Background: Prescription of a high-energy, high-fat diet is a mainstay of nutrition management in cystic fibrosis (CF). However, families may be relying on energy-dense, nutrient-poor (EDNP) foods rather than nutrient-dense (ND) foods to meet dietary targets. We aimed to evaluate the relative contribution of EDNP and ND foods to the usual diets of children with CF and identify sociodemographic factors associated with higher EDNP intakes.
Methods: This is a cross-sectional comparison of children with CF aged 2-18 years and age- and gender-matched controls. Dietary intake was assessed using the Australian Child and Adolescent Eating Survey (ACAES) food frequency questionnaire.
Results: Children with CF (n = 80: 37 males; mean age 9.3 years) consumed significantly more EDNP foods than controls (mean age 9.8 years) in terms of both total energy (median [IQR]: 1301 kcal/day (843-1860) vs. 686 kcal/day (480-1032); p < 0.0001), and as a proportion of energy intake (median [IQR]: 44% (34-51) vs. 31% (24-43); p < 0.0001). Although children with CF met their estimated energy requirements (median [IQR]: 158% (124-187) vs. 112% (90-137); p < 0.0001) and their diets were high in fat (median [IQR]: 38% (35-41) vs. 34% (32-36); p < 0.0001), this was largely attributable to EDNP foods. High EDNP intakes (≥10 serves/day) were associated with socioeconomic disadvantage (p = 0.01) and rural residential location (p = 0.03).

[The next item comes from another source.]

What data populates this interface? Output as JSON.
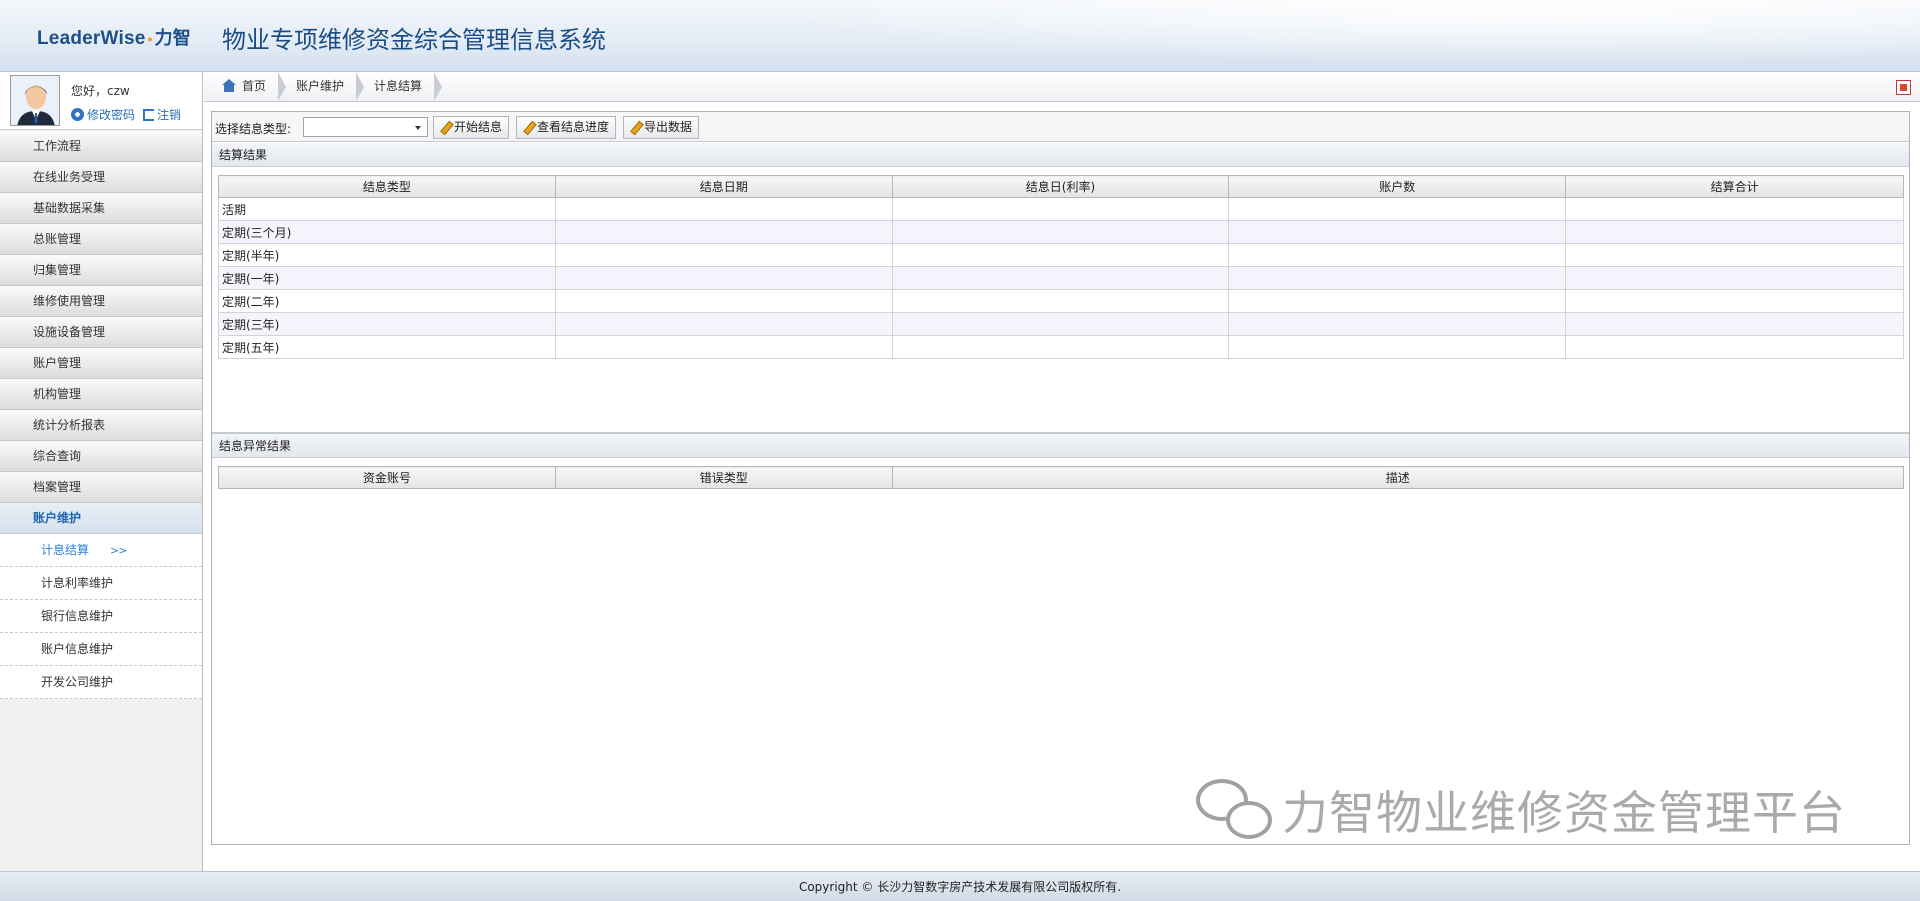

Discussion: The energy- and fat-dense CF diet is primarily achieved by overconsumption of EDNP foods, rather than ND sources. This dietary pattern may not be optimal for the future health of children with CF, who are now expected to survive well into adulthood.